Spectra and dyneema lines are much stronger than nylon lines for their diameter. However, nylon is much cheaper than spectra/dyneema and is strong enough for most fish.

What Should You Look for in Ice Fishing Line?

The first thing any fishing line needs is strength. If your line is not strong enough for the fish you are catching, it will break. An expert angler can sometimes reel in a fish that should have been able to break their line, but you can’t go very far above the maximum weight your line can handle.

How do I Choose a Line of the Right Weight?

Since heavier line can be harder and more tiring to use than lighter line, plus significantly more expensive, you should not use a very strong line unless you need it to catch large fish that can break your line.

If you know what fish you are likely to catch, use a line that is strong enough without being unnecessarily strong.

Have Fish Evolved to See Fishing Line?

Anyone can tell by first-hand experience that a fishing line can spook fish. Less visible line works better than more visible line in everyone’s experience. Probably, fish have evolved to avoid anglers to some extent, although we do not know how true this is.

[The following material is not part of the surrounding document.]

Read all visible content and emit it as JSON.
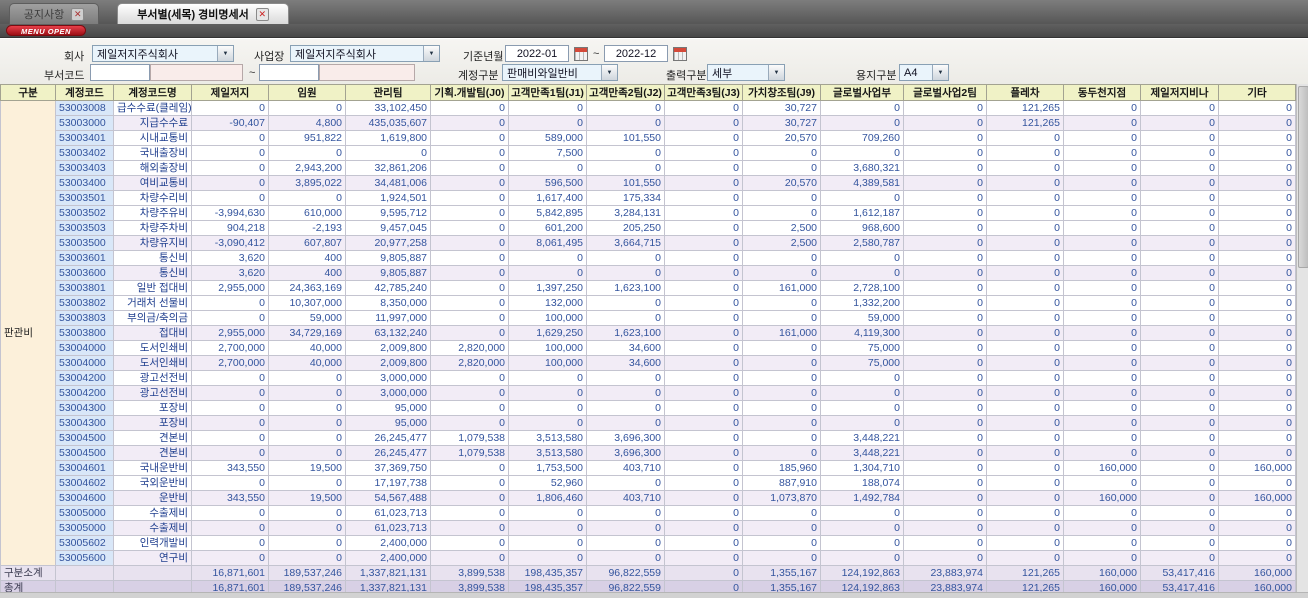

Fish are suspicious of everything around them and will swim away if they see anything unusual or threatening. Whether they have evolved to see fishing lines and fishhooks or not, they do see fishing line and get spooked by it.

What are the Best Times to Go Ice Fishing?

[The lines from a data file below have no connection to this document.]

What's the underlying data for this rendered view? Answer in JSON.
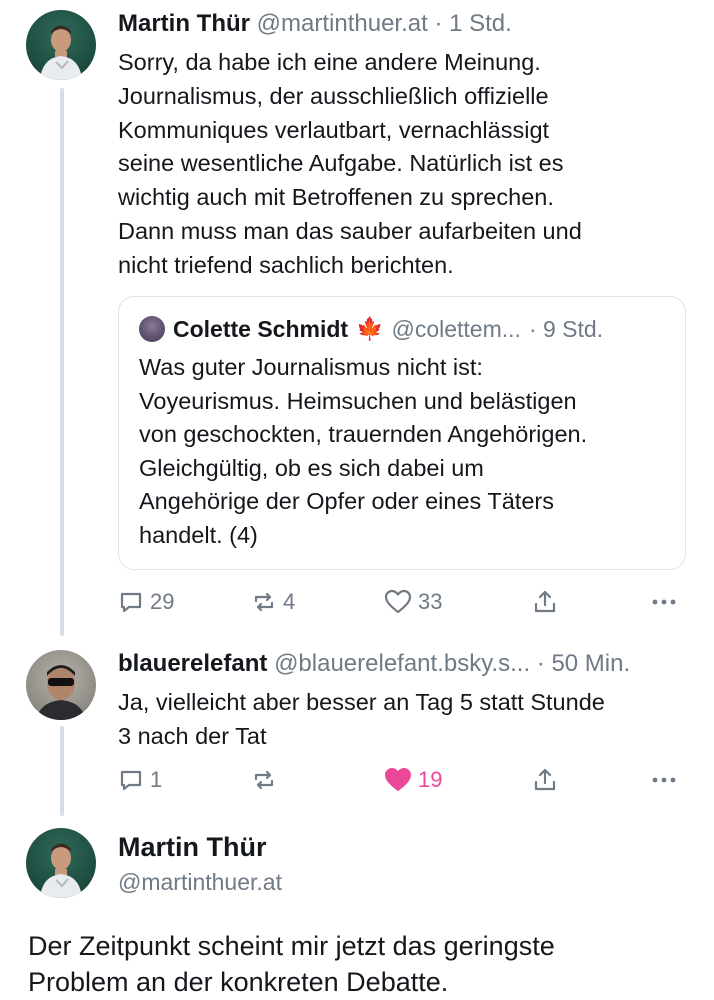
{
  "post1": {
    "author": "Martin Thür",
    "handle": "@martinthuer.at",
    "time": "· 1 Std.",
    "lines": [
      "Sorry, da habe ich eine andere Meinung.",
      "Journalismus, der ausschließlich offizielle",
      "Kommuniques verlautbart, vernachlässigt",
      "seine wesentliche Aufgabe. Natürlich ist es",
      "wichtig auch mit Betroffenen zu sprechen.",
      "Dann muss man das sauber aufarbeiten und",
      "nicht triefend sachlich berichten."
    ],
    "quote": {
      "author": "Colette Schmidt",
      "emoji": "🍁",
      "handle": "@colettem...",
      "time": "· 9 Std.",
      "lines": [
        "Was guter Journalismus nicht ist:",
        "Voyeurismus. Heimsuchen und belästigen",
        "von geschockten, trauernden Angehörigen.",
        "Gleichgültig, ob es sich dabei um",
        "Angehörige der Opfer oder eines Täters",
        "handelt.  (4)"
      ]
    },
    "replies": "29",
    "reposts": "4",
    "likes": "33"
  },
  "post2": {
    "author": "blauerelefant",
    "handle": "@blauerelefant.bsky.s...",
    "time": "· 50 Min.",
    "lines": [
      "Ja, vielleicht aber besser an Tag 5 statt Stunde",
      "3 nach der Tat"
    ],
    "replies": "1",
    "reposts": "",
    "likes": "19",
    "liked": true
  },
  "post3": {
    "author": "Martin Thür",
    "handle": "@martinthuer.at",
    "lines": [
      "Der Zeitpunkt scheint mir jetzt das geringste",
      "Problem an der konkreten Debatte."
    ]
  },
  "colors": {
    "accent_like": "#ec4899",
    "muted": "#6f7a86",
    "thread_line": "#d6dde4"
  },
  "icons": [
    "reply-icon",
    "repost-icon",
    "like-icon",
    "share-icon",
    "more-icon"
  ]
}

Both sunrise and sunset are great times. Fish are often active and feeding a little after the sun comes up, and a little before and after the sun goes down.

When you are ice fishing at sunrise, be careful to show up an hour early. When you are cutting a hole in the ice, you will make a lot of noise and temporarily scare the fish away.

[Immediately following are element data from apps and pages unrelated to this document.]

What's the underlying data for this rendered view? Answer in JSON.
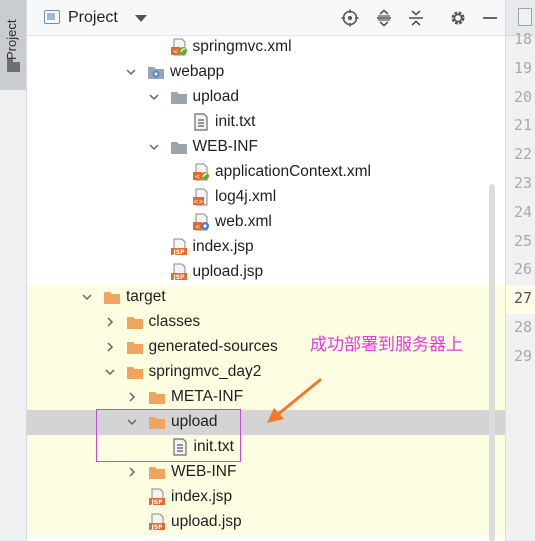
{
  "tool_window": {
    "label": "Project"
  },
  "header": {
    "title": "Project",
    "icons": [
      "locate-icon",
      "expand-all-icon",
      "collapse-all-icon",
      "gear-icon",
      "minimize-icon"
    ]
  },
  "tree": [
    {
      "label": "springmvc.xml",
      "icon": "xml-spring-icon",
      "indent": 1
    },
    {
      "label": "webapp",
      "icon": "web-folder-icon",
      "indent": 0,
      "expanded": true
    },
    {
      "label": "upload",
      "icon": "folder-gray-icon",
      "indent": 1,
      "expanded": true
    },
    {
      "label": "init.txt",
      "icon": "text-file-icon",
      "indent": 2
    },
    {
      "label": "WEB-INF",
      "icon": "folder-gray-icon",
      "indent": 1,
      "expanded": true
    },
    {
      "label": "applicationContext.xml",
      "icon": "xml-spring-icon",
      "indent": 2
    },
    {
      "label": "log4j.xml",
      "icon": "xml-file-icon",
      "indent": 2
    },
    {
      "label": "web.xml",
      "icon": "xml-web-icon",
      "indent": 2
    },
    {
      "label": "index.jsp",
      "icon": "jsp-file-icon",
      "indent": 1
    },
    {
      "label": "upload.jsp",
      "icon": "jsp-file-icon",
      "indent": 1
    },
    {
      "label": "target",
      "icon": "folder-orange-icon",
      "indent": 0,
      "expanded": true
    },
    {
      "label": "classes",
      "icon": "folder-orange-icon",
      "indent": 1,
      "expanded": false
    },
    {
      "label": "generated-sources",
      "icon": "folder-orange-icon",
      "indent": 1,
      "expanded": false
    },
    {
      "label": "springmvc_day2",
      "icon": "folder-orange-icon",
      "indent": 1,
      "expanded": true
    },
    {
      "label": "META-INF",
      "icon": "folder-orange-icon",
      "indent": 2,
      "expanded": false
    },
    {
      "label": "upload",
      "icon": "folder-orange-icon",
      "indent": 2,
      "expanded": true
    },
    {
      "label": "init.txt",
      "icon": "text-file-icon",
      "indent": 3
    },
    {
      "label": "WEB-INF",
      "icon": "folder-orange-icon",
      "indent": 2,
      "expanded": false
    },
    {
      "label": "index.jsp",
      "icon": "jsp-file-icon",
      "indent": 2
    },
    {
      "label": "upload.jsp",
      "icon": "jsp-file-icon",
      "indent": 2
    }
  ],
  "gutter": {
    "line_numbers": [
      "18",
      "19",
      "20",
      "21",
      "22",
      "23",
      "24",
      "25",
      "26",
      "27",
      "28",
      "29"
    ],
    "current_line": "27"
  },
  "annotation": {
    "text": "成功部署到服务器上",
    "color": "#e53ae0"
  },
  "colors": {
    "highlight_row": "#fdfde2",
    "selected_row": "#d4d4d4",
    "folder_orange": "#f0a55e",
    "folder_gray": "#9aa4ad"
  }
}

After you stop, the fish will return to that spot. You want the fish to return before the sun comes up so that you can enjoy the entire first hour after sunrise when many fish are very active.

Both a little before and a little after sunset are also great times to fish. Many species of fish are very active around sunset, including in the winter.

Not very many anglers stay out after the sun sets. You can do surprisingly well after dark. Use an ice fishing shelter and bring a lamp with you.

How can You be Safe when Ice Fishing?

Since falling into freezing cold water, especially if you are alone, can get you killed, you should stay on the safe side and not take chances. If you ever go fishing by yourself, don’t do it on ice. Always have some friends with you in case anything goes very wrong.

The thickness of the ice is crucial when ice fishing. Be on the safe side, and don’t fish when the ice is only slightly thinner than it is supposed to be. Look for cracks – cracked ice won’t hold your weight, not even if it is thick enough.

Less than two inches is blatantly thin ice, and you should stay off of it. More than four inches is much better. Four inches and no cracks is safe to walk on even if you are being on the cautious side. You don’t have to be very careful if the ice is four inches thick.

If the ice is five inches thick, it is safe for snowmobiles. If it is more than eight or twelve inches thick, you can drive on it with a car or a small pickup truck. Even larger trucks may be safe if the ice is thick enough.